╔══

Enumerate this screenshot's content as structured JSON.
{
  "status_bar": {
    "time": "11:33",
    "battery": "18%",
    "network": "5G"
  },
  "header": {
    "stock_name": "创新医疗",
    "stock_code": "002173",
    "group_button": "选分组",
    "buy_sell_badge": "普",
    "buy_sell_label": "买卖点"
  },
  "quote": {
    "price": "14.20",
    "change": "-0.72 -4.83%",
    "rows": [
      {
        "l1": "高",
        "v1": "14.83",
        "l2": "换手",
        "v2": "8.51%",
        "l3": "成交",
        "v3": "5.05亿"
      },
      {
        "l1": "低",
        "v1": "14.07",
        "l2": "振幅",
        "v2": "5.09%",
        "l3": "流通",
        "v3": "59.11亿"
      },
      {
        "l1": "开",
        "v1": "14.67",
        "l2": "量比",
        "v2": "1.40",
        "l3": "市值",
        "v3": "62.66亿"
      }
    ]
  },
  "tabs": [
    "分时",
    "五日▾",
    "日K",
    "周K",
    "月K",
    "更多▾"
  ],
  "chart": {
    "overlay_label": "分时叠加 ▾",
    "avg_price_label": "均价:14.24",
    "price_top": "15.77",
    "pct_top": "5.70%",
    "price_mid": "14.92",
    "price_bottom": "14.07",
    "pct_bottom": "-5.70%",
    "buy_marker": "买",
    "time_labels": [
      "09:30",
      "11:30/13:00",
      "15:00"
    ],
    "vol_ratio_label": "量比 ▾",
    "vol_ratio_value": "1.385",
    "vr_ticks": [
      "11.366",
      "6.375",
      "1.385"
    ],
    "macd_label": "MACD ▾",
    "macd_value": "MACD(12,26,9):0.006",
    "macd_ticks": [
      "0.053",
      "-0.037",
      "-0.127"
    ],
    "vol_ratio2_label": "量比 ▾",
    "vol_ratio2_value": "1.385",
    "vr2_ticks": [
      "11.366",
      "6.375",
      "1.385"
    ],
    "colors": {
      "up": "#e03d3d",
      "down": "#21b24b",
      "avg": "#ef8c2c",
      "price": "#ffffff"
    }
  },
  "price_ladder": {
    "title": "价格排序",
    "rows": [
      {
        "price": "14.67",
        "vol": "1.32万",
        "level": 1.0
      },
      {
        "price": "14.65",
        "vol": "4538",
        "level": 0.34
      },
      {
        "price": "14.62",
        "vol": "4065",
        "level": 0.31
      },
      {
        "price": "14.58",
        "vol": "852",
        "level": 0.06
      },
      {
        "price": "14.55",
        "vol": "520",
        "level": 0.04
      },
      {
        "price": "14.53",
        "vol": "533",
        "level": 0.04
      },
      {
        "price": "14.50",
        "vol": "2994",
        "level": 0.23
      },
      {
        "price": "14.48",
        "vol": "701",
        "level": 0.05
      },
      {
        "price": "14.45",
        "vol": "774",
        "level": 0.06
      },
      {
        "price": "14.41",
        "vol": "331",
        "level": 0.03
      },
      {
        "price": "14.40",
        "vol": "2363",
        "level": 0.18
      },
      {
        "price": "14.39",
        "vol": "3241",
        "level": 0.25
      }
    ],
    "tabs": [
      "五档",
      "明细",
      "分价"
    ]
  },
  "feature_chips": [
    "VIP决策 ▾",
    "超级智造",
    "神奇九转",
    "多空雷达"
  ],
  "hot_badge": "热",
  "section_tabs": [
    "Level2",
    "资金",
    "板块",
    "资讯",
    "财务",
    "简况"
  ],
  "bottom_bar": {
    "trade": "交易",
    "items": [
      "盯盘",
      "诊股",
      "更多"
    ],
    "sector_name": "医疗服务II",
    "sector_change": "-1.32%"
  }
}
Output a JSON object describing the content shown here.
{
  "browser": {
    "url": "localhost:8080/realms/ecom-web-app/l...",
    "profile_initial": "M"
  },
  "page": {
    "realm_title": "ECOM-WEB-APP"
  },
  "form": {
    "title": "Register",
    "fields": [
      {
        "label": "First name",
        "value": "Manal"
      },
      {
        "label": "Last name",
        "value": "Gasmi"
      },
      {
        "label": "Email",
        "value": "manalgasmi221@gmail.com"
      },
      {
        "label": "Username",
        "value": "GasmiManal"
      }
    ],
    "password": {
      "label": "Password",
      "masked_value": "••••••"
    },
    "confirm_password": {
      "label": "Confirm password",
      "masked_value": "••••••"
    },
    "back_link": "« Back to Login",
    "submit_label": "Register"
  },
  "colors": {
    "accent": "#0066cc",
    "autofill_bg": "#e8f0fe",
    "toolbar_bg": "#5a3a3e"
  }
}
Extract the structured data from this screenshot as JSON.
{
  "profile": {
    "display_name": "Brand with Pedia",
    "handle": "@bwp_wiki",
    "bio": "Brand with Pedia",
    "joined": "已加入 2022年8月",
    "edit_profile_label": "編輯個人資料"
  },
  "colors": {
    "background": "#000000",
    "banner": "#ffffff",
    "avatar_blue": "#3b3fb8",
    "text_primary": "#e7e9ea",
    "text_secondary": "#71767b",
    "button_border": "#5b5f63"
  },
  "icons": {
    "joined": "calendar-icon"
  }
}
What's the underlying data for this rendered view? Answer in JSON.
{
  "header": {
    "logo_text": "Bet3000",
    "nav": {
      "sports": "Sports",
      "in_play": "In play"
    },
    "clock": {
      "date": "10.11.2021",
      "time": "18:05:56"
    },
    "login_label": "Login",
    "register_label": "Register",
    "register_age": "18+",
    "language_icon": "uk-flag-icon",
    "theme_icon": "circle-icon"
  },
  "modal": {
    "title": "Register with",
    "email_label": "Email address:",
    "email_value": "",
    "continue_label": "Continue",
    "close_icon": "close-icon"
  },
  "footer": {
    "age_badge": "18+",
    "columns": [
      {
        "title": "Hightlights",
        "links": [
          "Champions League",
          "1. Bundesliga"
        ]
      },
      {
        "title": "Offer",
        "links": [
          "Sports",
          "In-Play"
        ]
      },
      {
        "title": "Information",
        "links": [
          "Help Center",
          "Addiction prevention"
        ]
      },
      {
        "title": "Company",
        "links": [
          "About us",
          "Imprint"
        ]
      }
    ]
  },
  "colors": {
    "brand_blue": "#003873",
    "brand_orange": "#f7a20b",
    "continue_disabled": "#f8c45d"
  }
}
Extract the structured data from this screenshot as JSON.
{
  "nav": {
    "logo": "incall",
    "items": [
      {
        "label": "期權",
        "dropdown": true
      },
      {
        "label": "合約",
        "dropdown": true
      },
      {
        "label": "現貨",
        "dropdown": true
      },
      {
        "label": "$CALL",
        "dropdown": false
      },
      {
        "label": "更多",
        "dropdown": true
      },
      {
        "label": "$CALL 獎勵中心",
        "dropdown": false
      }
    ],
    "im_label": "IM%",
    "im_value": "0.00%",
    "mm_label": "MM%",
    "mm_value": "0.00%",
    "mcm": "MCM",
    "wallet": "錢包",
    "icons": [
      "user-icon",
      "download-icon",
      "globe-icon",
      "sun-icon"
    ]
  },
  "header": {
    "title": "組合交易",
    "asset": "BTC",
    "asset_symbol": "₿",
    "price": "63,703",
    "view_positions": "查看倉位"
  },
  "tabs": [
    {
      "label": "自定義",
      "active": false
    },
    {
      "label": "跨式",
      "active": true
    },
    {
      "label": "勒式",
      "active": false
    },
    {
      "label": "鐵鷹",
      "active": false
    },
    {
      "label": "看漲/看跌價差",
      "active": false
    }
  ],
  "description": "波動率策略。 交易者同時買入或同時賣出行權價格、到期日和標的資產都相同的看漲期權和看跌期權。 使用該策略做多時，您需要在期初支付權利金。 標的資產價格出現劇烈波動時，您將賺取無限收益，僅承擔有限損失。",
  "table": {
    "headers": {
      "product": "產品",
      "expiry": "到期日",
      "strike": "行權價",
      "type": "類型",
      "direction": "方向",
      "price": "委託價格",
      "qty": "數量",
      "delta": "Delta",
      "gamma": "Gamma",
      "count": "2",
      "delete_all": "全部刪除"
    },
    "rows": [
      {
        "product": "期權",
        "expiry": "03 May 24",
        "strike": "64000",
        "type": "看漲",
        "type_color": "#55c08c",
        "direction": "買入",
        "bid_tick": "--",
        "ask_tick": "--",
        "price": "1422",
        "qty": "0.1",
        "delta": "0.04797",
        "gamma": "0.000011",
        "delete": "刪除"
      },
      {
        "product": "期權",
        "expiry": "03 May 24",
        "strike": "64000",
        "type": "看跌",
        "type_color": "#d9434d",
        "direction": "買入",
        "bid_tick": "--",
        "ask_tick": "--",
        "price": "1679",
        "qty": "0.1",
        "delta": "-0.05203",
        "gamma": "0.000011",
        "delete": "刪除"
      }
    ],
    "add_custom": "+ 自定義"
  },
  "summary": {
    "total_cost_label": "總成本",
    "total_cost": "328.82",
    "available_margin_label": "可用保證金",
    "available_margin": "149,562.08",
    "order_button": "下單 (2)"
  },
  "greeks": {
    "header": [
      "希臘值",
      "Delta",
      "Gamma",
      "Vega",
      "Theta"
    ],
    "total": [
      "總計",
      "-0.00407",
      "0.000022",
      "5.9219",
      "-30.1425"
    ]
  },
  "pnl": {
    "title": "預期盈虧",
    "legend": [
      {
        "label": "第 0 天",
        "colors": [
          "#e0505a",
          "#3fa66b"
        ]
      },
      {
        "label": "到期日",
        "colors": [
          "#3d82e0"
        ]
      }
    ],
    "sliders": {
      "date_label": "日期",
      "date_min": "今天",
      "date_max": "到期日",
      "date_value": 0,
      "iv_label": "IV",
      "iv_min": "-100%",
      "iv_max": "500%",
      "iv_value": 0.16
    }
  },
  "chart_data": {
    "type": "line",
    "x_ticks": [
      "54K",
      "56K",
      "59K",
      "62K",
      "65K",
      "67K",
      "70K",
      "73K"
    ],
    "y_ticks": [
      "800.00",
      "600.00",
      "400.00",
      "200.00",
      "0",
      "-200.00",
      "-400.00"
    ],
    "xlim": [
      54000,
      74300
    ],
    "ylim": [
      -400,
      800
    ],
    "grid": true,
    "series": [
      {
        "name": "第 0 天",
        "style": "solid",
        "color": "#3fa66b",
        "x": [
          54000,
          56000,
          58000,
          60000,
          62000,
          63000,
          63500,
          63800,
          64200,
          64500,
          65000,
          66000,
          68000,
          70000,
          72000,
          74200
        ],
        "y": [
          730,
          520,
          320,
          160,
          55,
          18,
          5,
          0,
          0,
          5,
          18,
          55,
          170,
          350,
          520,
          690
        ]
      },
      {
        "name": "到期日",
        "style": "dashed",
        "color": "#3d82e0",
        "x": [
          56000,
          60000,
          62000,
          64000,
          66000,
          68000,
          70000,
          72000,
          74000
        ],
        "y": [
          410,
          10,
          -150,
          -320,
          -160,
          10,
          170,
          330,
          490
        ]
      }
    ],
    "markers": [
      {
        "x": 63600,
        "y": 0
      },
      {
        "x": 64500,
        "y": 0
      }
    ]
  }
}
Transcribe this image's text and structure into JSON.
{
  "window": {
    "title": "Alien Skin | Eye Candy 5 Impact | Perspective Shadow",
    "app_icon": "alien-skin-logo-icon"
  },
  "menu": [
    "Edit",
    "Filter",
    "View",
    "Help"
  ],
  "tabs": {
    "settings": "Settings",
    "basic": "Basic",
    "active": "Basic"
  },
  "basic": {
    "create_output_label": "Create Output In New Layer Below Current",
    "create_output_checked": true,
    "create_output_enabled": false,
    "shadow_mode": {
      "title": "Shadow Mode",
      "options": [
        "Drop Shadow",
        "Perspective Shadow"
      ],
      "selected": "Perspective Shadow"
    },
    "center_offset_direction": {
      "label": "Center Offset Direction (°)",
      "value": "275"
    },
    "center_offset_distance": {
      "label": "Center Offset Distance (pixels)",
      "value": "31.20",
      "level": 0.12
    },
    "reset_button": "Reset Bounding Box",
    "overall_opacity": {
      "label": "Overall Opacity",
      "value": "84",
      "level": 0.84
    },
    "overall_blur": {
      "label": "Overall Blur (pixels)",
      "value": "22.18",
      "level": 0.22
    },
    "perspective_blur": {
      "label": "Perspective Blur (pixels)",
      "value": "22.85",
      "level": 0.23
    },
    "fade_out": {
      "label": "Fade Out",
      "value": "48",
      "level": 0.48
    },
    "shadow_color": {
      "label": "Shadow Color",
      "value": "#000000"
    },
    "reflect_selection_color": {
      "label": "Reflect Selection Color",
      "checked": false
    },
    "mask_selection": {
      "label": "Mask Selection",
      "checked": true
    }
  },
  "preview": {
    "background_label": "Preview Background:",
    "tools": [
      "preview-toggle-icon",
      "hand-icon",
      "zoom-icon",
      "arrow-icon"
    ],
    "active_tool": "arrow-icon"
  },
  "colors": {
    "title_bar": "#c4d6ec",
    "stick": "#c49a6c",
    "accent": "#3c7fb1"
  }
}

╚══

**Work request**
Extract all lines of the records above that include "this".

**Task response**
Enumerate this screenshot's content as structured JSON.
Extract the structured data from this screenshot as JSON.
What's the underlying data for this rendered view? Answer in JSON.
Extract the structured data from this screenshot as JSON.
Transcribe this image's text and structure into JSON.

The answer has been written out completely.